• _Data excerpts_
• • • • • • •

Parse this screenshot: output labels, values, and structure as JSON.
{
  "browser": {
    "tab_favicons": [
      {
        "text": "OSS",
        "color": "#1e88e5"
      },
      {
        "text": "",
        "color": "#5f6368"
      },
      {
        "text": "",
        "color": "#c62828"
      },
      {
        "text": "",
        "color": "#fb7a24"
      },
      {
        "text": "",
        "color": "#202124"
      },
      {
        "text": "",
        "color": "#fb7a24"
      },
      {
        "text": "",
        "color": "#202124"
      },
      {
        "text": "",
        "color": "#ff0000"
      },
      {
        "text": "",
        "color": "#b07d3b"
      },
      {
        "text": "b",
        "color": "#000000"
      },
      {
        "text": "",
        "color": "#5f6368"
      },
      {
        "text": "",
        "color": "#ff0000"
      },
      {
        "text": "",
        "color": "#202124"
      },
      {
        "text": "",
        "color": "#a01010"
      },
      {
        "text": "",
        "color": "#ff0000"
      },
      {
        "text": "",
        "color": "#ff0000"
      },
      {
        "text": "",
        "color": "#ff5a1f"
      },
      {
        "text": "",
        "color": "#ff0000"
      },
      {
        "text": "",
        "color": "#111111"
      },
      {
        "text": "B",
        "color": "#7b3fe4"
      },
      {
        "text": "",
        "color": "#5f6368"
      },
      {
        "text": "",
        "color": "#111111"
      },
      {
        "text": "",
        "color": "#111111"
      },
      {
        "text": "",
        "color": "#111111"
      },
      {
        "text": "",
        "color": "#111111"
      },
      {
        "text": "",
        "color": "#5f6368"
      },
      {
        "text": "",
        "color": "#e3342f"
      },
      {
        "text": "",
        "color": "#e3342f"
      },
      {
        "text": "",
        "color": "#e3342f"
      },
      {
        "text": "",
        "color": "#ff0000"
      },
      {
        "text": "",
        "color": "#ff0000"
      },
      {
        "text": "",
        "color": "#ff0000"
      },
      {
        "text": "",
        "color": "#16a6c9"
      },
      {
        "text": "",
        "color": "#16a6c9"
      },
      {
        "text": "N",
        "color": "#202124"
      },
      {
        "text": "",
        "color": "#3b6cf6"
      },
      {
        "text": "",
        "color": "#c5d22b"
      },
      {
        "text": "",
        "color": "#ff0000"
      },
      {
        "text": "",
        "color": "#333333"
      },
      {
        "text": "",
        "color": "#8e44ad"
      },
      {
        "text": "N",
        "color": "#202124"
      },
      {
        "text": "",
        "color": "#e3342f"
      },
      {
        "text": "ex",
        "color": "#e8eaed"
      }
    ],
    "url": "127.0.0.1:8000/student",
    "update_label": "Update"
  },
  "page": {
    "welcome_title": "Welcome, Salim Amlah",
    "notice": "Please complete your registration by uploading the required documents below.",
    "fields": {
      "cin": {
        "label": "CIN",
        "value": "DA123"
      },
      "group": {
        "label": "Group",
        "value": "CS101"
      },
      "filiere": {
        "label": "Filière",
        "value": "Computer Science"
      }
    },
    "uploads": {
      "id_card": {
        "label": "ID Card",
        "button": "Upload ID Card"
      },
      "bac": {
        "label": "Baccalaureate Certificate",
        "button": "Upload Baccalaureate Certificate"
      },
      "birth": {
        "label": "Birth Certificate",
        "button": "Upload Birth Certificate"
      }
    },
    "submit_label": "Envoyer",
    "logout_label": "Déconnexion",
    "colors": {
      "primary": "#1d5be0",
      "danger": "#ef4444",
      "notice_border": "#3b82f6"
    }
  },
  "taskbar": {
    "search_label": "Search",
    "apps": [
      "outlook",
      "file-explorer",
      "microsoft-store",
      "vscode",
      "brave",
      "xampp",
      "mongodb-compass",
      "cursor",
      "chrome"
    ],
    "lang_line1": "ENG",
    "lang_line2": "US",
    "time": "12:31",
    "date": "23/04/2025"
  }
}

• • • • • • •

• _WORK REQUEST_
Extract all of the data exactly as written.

• _OUTPUT FOR THIS TASK_
Parse this screenshot: output labels, values, and structure as JSON.
{
  "browser": {
    "tab_favicons": [
      {
        "text": "OSS",
        "color": "#1e88e5"
      },
      {
        "text": "",
        "color": "#5f6368"
      },
      {
        "text": "",
        "color": "#c62828"
      },
      {
        "text": "",
        "color": "#fb7a24"
      },
      {
        "text": "",
        "color": "#202124"
      },
      {
        "text": "",
        "color": "#fb7a24"
      },
      {
        "text": "",
        "color": "#202124"
      },
      {
        "text": "",
        "color": "#ff0000"
      },
      {
        "text": "",
        "color": "#b07d3b"
      },
      {
        "text": "b",
        "color": "#000000"
      },
      {
        "text": "",
        "color": "#5f6368"
      },
      {
        "text": "",
        "color": "#ff0000"
      },
      {
        "text": "",
        "color": "#202124"
      },
      {
        "text": "",
        "color": "#a01010"
      },
      {
        "text": "",
        "color": "#ff0000"
      },
      {
        "text": "",
        "color": "#ff0000"
      },
      {
        "text": "",
        "color": "#ff5a1f"
      },
      {
        "text": "",
        "color": "#ff0000"
      },
      {
        "text": "",
        "color": "#111111"
      },
      {
        "text": "B",
        "color": "#7b3fe4"
      },
      {
        "text": "",
        "color": "#5f6368"
      },
      {
        "text": "",
        "color": "#111111"
      },
      {
        "text": "",
        "color": "#111111"
      },
      {
        "text": "",
        "color": "#111111"
      },
      {
        "text": "",
        "color": "#111111"
      },
      {
        "text": "",
        "color": "#5f6368"
      },
      {
        "text": "",
        "color": "#e3342f"
      },
      {
        "text": "",
        "color": "#e3342f"
      },
      {
        "text": "",
        "color": "#e3342f"
      },
      {
        "text": "",
        "color": "#ff0000"
      },
      {
        "text": "",
        "color": "#ff0000"
      },
      {
        "text": "",
        "color": "#ff0000"
      },
      {
        "text": "",
        "color": "#16a6c9"
      },
      {
        "text": "",
        "color": "#16a6c9"
      },
      {
        "text": "N",
        "color": "#202124"
      },
      {
        "text": "",
        "color": "#3b6cf6"
      },
      {
        "text": "",
        "color": "#c5d22b"
      },
      {
        "text": "",
        "color": "#ff0000"
      },
      {
        "text": "",
        "color": "#333333"
      },
      {
        "text": "",
        "color": "#8e44ad"
      },
      {
        "text": "N",
        "color": "#202124"
      },
      {
        "text": "",
        "color": "#e3342f"
      },
      {
        "text": "ex",
        "color": "#e8eaed"
      }
    ],
    "url": "127.0.0.1:8000/student",
    "update_label": "Update"
  },
  "page": {
    "welcome_title": "Welcome, Salim Amlah",
    "notice": "Please complete your registration by uploading the required documents below.",
    "fields": {
      "cin": {
        "label": "CIN",
        "value": "DA123"
      },
      "group": {
        "label": "Group",
        "value": "CS101"
      },
      "filiere": {
        "label": "Filière",
        "value": "Computer Science"
      }
    },
    "uploads": {
      "id_card": {
        "label": "ID Card",
        "button": "Upload ID Card"
      },
      "bac": {
        "label": "Baccalaureate Certificate",
        "button": "Upload Baccalaureate Certificate"
      },
      "birth": {
        "label": "Birth Certificate",
        "button": "Upload Birth Certificate"
      }
    },
    "submit_label": "Envoyer",
    "logout_label": "Déconnexion",
    "colors": {
      "primary": "#1d5be0",
      "danger": "#ef4444",
      "notice_border": "#3b82f6"
    }
  },
  "taskbar": {
    "search_label": "Search",
    "apps": [
      "outlook",
      "file-explorer",
      "microsoft-store",
      "vscode",
      "brave",
      "xampp",
      "mongodb-compass",
      "cursor",
      "chrome"
    ],
    "lang_line1": "ENG",
    "lang_line2": "US",
    "time": "12:31",
    "date": "23/04/2025"
  }
}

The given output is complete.